Unravelling Angry Thoughts with Mindfulness

Unravelling Angry Thoughts with Mindfulness

I have experienced deep wounds or negative experiences where anger was a very normal and healthy emotional response.

However, for a very long time, I didn’t know how to heal from these experiences. I didn’t know how to process and release my emotions. And so all the emotions sat within me festering. I eventually learned that keeping all these negative emotions suppressed is not healthy or helpful.

Anger for me was probably the most obvious of the negative emotions. It was the loudest emotion.

One of the things that happened is that the anger popped up frequently to try and get my attention. It wanted me to know that it needed help. It needed to be processed and released. But I didn’t understand this at the time. So I just kept on suppressing it. I also judged it as bad and judged myself for being so angry.

But the anger kept trying to get my attention. I had lots of angry thoughts. I reacted with anger to situations, events, discussions that wouldn’t normally provoke anger.

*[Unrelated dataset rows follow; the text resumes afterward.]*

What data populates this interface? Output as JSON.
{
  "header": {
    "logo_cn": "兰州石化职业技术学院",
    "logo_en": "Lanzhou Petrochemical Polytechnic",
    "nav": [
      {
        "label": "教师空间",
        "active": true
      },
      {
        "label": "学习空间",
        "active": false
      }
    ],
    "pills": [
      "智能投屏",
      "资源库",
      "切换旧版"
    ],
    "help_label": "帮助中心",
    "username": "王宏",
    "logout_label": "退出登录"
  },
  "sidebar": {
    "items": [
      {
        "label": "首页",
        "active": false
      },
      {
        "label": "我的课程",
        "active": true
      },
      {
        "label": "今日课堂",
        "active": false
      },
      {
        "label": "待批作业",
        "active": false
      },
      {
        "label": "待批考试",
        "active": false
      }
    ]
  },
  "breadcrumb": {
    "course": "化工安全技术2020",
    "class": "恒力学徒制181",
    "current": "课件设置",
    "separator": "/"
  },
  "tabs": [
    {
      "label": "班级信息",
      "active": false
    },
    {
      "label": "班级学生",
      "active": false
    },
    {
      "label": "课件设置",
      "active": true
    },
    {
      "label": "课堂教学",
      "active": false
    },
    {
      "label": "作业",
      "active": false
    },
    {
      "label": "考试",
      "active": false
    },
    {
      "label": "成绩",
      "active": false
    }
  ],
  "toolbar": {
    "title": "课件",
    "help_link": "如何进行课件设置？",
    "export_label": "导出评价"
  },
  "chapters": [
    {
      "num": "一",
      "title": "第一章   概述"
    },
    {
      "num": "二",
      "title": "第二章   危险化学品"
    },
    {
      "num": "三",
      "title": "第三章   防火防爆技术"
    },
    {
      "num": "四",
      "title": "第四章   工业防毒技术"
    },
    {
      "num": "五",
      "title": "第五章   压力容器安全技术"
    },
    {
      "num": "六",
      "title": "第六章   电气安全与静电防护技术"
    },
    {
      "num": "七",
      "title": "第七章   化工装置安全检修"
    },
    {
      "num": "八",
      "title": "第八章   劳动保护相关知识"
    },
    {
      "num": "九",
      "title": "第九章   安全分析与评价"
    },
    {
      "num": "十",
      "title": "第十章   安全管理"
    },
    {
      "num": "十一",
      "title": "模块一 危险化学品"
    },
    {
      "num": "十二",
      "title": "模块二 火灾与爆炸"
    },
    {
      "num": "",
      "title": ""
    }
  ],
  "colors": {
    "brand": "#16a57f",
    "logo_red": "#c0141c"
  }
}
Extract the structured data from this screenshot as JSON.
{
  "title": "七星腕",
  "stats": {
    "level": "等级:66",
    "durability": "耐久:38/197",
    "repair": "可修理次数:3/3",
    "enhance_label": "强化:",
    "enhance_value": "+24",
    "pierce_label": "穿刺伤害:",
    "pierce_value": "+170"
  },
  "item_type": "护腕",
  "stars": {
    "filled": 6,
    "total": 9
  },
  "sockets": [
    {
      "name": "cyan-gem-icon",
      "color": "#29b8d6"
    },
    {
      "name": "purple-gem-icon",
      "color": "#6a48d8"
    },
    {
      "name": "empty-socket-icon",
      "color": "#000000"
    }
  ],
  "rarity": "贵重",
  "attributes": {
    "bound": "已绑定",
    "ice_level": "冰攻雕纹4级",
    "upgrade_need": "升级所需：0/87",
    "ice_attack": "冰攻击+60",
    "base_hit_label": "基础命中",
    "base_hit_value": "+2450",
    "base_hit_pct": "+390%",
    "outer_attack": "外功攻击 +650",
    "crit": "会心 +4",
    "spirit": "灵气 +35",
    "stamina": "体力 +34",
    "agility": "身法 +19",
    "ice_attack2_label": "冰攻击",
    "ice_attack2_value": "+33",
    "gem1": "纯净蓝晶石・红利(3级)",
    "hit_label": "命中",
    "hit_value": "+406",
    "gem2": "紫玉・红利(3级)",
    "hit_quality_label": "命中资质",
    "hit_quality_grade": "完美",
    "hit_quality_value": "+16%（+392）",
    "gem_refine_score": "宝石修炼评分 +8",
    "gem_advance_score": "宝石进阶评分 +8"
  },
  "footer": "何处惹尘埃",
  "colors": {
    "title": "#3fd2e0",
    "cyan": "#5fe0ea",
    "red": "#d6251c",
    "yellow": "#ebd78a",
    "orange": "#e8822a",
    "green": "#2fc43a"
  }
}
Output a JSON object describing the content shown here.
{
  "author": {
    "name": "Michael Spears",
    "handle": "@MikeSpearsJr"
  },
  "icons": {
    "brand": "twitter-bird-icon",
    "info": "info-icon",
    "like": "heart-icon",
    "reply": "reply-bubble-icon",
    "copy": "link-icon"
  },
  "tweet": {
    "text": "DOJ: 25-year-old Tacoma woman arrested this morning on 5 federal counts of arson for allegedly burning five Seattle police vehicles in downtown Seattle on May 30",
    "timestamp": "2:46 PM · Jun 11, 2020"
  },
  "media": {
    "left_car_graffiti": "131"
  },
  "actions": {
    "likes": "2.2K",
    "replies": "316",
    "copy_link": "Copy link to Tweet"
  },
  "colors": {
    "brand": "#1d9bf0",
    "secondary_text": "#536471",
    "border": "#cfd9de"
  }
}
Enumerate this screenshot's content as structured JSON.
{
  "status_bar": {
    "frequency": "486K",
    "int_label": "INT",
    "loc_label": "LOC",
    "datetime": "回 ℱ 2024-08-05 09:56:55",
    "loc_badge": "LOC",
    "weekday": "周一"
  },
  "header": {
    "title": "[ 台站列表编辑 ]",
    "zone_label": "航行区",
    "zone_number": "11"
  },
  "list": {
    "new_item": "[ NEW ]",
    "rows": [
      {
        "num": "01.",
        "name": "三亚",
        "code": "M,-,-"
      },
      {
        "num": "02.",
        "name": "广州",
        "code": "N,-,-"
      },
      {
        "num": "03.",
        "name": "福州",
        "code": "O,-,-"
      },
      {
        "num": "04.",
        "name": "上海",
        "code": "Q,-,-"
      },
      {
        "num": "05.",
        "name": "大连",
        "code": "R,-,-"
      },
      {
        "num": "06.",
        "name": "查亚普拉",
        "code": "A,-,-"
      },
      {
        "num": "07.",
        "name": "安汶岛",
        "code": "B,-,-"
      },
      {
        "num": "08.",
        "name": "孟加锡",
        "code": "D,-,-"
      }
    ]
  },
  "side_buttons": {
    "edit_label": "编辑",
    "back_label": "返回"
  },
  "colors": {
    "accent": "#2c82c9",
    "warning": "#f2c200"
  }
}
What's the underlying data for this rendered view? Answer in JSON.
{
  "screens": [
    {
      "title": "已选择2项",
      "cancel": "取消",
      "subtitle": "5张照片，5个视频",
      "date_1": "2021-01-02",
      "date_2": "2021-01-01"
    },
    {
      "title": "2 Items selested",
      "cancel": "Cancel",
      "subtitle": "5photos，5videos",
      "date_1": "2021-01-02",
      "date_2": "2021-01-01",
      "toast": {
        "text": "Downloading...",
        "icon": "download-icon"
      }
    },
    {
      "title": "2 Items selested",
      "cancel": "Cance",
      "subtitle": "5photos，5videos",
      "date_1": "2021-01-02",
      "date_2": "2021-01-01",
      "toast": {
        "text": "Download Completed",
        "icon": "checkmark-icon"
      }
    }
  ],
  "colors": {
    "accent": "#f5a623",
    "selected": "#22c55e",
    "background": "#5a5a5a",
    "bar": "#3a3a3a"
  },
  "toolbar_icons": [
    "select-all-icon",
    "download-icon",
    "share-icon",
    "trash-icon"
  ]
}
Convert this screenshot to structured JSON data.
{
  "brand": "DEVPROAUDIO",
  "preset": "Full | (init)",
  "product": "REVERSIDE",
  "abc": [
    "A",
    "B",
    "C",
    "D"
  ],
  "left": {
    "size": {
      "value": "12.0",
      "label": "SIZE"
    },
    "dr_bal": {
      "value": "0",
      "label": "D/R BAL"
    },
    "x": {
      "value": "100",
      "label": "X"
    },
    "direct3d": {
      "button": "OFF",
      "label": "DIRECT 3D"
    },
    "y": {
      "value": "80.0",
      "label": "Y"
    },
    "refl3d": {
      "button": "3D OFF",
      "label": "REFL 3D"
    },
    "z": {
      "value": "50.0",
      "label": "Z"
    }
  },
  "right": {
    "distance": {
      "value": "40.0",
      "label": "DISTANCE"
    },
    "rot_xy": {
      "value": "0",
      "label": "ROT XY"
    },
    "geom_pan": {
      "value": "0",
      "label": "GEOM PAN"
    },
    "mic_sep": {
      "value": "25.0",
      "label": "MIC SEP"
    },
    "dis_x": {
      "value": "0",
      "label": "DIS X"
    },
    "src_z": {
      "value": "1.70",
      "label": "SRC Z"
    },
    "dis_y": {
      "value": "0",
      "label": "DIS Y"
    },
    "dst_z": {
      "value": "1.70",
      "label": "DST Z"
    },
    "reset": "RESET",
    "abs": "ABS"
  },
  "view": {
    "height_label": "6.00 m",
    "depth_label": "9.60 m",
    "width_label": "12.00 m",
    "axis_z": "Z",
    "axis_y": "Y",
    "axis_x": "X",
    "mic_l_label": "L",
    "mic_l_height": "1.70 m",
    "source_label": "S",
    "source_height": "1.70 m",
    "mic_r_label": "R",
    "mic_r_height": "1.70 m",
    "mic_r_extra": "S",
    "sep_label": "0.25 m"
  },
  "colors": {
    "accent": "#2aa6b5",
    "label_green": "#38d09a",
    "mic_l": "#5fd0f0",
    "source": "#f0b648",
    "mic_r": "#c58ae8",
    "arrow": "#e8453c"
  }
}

When I learned mindfulness meditation I started to become aware of my thoughts and was shocked to notice how many angry thoughts were circulating in my mind. It was a loop of angry thoughts that went round and round.

As I became aware of this mental pattern that had developed over time, I started to practice not engaging with those thoughts. When I noticed I was already engaged in these angry thoughts I would try to break out of it and focus on other more positive thoughts.

I learned along the way that my thoughts create emotions. So I continued to practice being mindful of what thoughts I was engaging with. I practised disengaging from the negative thought patterns and moving my attention to positive thoughts.

This helped to create a new mental habit or pattern. A new neural pathway in my brain. So that my default mental focus wasn’t on the negative or angry thoughts. Over time my mental focus became more balanced and even positive.

But as time went on the angry thoughts didn’t go away, they still popped up more than I wanted them to. As I progressed on my healing journey, I realised this was because there was still a lump of negative and angry emotions sitting inside me waiting to be healed, to be processed and released.

As I learned how to heal and process these emotions I noticed the angry thoughts became less and less pronounced.

However the healing process happens in layers, so it took many layers of healing before the angry thoughts faded away.

When the emotional healing was done or substantially done, I would of course still have angry thoughts from time to time. This took me back to checking in to see if there was another layer of emotions that needed to be healed.

Or was this just a mental pattern or habit and I needed to refocus my mental attention to a more positive thought that would in turn create a more positive emotion.

Was it a default response to an old trigger, did I need to practice responding differently.

Was is in response to media, tv, or other environmental factors.

Or was it a new situation I was in where anger was in fact a healthy response.

Being mindful or aware of my thoughts is important for me so that I notice quickly if I’ve developed or slipped into negative thought patterns. I can then check in to find out why this is happening and make whatever changes or adjustments are required.

This practice has helped me with my healing and to develop a more peaceful way of being. I know this practice will be a lifelong tool.

Take care

Margaret Smyth

Email: info@margaretsmythhealing.ie